── Input material ──

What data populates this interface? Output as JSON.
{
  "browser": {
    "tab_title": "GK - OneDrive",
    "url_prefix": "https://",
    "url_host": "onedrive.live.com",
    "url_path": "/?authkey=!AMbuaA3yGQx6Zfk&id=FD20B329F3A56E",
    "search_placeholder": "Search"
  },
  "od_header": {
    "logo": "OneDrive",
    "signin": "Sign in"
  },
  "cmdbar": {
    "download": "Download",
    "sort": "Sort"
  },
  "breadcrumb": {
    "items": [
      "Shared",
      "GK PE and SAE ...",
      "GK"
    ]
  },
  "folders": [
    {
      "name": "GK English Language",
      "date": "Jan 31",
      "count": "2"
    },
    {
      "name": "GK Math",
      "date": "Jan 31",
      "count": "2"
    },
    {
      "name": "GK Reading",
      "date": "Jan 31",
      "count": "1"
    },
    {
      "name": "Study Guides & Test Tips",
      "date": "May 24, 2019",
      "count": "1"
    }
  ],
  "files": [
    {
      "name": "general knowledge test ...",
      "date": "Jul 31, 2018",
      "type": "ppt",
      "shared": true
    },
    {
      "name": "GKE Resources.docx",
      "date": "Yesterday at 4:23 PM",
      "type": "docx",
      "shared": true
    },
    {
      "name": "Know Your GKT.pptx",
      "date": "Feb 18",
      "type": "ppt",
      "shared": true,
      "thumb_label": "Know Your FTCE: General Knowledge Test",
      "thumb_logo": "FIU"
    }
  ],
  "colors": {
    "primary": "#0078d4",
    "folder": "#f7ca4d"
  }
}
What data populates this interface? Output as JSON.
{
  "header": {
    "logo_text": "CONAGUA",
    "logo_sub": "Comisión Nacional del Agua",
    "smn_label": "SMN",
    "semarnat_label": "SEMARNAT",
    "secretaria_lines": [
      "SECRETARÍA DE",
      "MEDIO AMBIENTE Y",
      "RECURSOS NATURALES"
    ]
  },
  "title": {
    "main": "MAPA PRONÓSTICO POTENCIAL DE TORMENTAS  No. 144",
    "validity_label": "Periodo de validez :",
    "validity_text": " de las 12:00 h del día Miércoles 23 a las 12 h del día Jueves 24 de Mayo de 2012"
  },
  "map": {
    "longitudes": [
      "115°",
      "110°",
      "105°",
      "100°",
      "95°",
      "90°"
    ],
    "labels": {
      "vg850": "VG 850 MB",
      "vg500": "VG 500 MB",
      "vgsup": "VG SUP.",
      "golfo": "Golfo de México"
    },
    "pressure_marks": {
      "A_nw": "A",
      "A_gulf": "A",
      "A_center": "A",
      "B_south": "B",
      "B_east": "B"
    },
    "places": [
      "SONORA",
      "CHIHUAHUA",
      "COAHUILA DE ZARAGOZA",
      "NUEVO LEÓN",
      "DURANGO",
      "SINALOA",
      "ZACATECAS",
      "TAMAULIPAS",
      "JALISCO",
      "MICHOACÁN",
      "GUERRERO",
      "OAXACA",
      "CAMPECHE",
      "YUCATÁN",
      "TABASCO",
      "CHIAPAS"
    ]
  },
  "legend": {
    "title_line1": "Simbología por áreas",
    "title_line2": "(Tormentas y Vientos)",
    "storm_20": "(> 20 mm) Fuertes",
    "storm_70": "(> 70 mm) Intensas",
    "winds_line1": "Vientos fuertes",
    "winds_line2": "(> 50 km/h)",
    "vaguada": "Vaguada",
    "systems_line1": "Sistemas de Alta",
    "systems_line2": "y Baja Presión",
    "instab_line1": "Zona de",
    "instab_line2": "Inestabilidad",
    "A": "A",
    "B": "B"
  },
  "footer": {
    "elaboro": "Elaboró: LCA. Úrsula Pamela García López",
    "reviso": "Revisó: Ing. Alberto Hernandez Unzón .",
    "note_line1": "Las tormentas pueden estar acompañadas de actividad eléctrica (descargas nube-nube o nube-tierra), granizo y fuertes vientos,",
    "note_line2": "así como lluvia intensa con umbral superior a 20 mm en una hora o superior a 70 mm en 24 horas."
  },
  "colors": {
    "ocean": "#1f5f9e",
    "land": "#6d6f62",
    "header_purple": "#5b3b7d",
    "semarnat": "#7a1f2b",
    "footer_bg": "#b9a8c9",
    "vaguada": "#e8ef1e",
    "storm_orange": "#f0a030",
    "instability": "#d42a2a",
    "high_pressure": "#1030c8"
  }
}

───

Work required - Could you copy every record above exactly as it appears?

Response to this task -
What data populates this interface? Output as JSON.
{
  "browser": {
    "tab_title": "GK - OneDrive",
    "url_prefix": "https://",
    "url_host": "onedrive.live.com",
    "url_path": "/?authkey=!AMbuaA3yGQx6Zfk&id=FD20B329F3A56E",
    "search_placeholder": "Search"
  },
  "od_header": {
    "logo": "OneDrive",
    "signin": "Sign in"
  },
  "cmdbar": {
    "download": "Download",
    "sort": "Sort"
  },
  "breadcrumb": {
    "items": [
      "Shared",
      "GK PE and SAE ...",
      "GK"
    ]
  },
  "folders": [
    {
      "name": "GK English Language",
      "date": "Jan 31",
      "count": "2"
    },
    {
      "name": "GK Math",
      "date": "Jan 31",
      "count": "2"
    },
    {
      "name": "GK Reading",
      "date": "Jan 31",
      "count": "1"
    },
    {
      "name": "Study Guides & Test Tips",
      "date": "May 24, 2019",
      "count": "1"
    }
  ],
  "files": [
    {
      "name": "general knowledge test ...",
      "date": "Jul 31, 2018",
      "type": "ppt",
      "shared": true
    },
    {
      "name": "GKE Resources.docx",
      "date": "Yesterday at 4:23 PM",
      "type": "docx",
      "shared": true
    },
    {
      "name": "Know Your GKT.pptx",
      "date": "Feb 18",
      "type": "ppt",
      "shared": true,
      "thumb_label": "Know Your FTCE: General Knowledge Test",
      "thumb_logo": "FIU"
    }
  ],
  "colors": {
    "primary": "#0078d4",
    "folder": "#f7ca4d"
  }
}
What data populates this interface? Output as JSON.
{
  "header": {
    "logo_text": "CONAGUA",
    "logo_sub": "Comisión Nacional del Agua",
    "smn_label": "SMN",
    "semarnat_label": "SEMARNAT",
    "secretaria_lines": [
      "SECRETARÍA DE",
      "MEDIO AMBIENTE Y",
      "RECURSOS NATURALES"
    ]
  },
  "title": {
    "main": "MAPA PRONÓSTICO POTENCIAL DE TORMENTAS  No. 144",
    "validity_label": "Periodo de validez :",
    "validity_text": " de las 12:00 h del día Miércoles 23 a las 12 h del día Jueves 24 de Mayo de 2012"
  },
  "map": {
    "longitudes": [
      "115°",
      "110°",
      "105°",
      "100°",
      "95°",
      "90°"
    ],
    "labels": {
      "vg850": "VG 850 MB",
      "vg500": "VG 500 MB",
      "vgsup": "VG SUP.",
      "golfo": "Golfo de México"
    },
    "pressure_marks": {
      "A_nw": "A",
      "A_gulf": "A",
      "A_center": "A",
      "B_south": "B",
      "B_east": "B"
    },
    "places": [
      "SONORA",
      "CHIHUAHUA",
      "COAHUILA DE ZARAGOZA",
      "NUEVO LEÓN",
      "DURANGO",
      "SINALOA",
      "ZACATECAS",
      "TAMAULIPAS",
      "JALISCO",
      "MICHOACÁN",
      "GUERRERO",
      "OAXACA",
      "CAMPECHE",
      "YUCATÁN",
      "TABASCO",
      "CHIAPAS"
    ]
  },
  "legend": {
    "title_line1": "Simbología por áreas",
    "title_line2": "(Tormentas y Vientos)",
    "storm_20": "(> 20 mm) Fuertes",
    "storm_70": "(> 70 mm) Intensas",
    "winds_line1": "Vientos fuertes",
    "winds_line2": "(> 50 km/h)",
    "vaguada": "Vaguada",
    "systems_line1": "Sistemas de Alta",
    "systems_line2": "y Baja Presión",
    "instab_line1": "Zona de",
    "instab_line2": "Inestabilidad",
    "A": "A",
    "B": "B"
  },
  "footer": {
    "elaboro": "Elaboró: LCA. Úrsula Pamela García López",
    "reviso": "Revisó: Ing. Alberto Hernandez Unzón .",
    "note_line1": "Las tormentas pueden estar acompañadas de actividad eléctrica (descargas nube-nube o nube-tierra), granizo y fuertes vientos,",
    "note_line2": "así como lluvia intensa con umbral superior a 20 mm en una hora o superior a 70 mm en 24 horas."
  },
  "colors": {
    "ocean": "#1f5f9e",
    "land": "#6d6f62",
    "header_purple": "#5b3b7d",
    "semarnat": "#7a1f2b",
    "footer_bg": "#b9a8c9",
    "vaguada": "#e8ef1e",
    "storm_orange": "#f0a030",
    "instability": "#d42a2a",
    "high_pressure": "#1030c8"
  }
}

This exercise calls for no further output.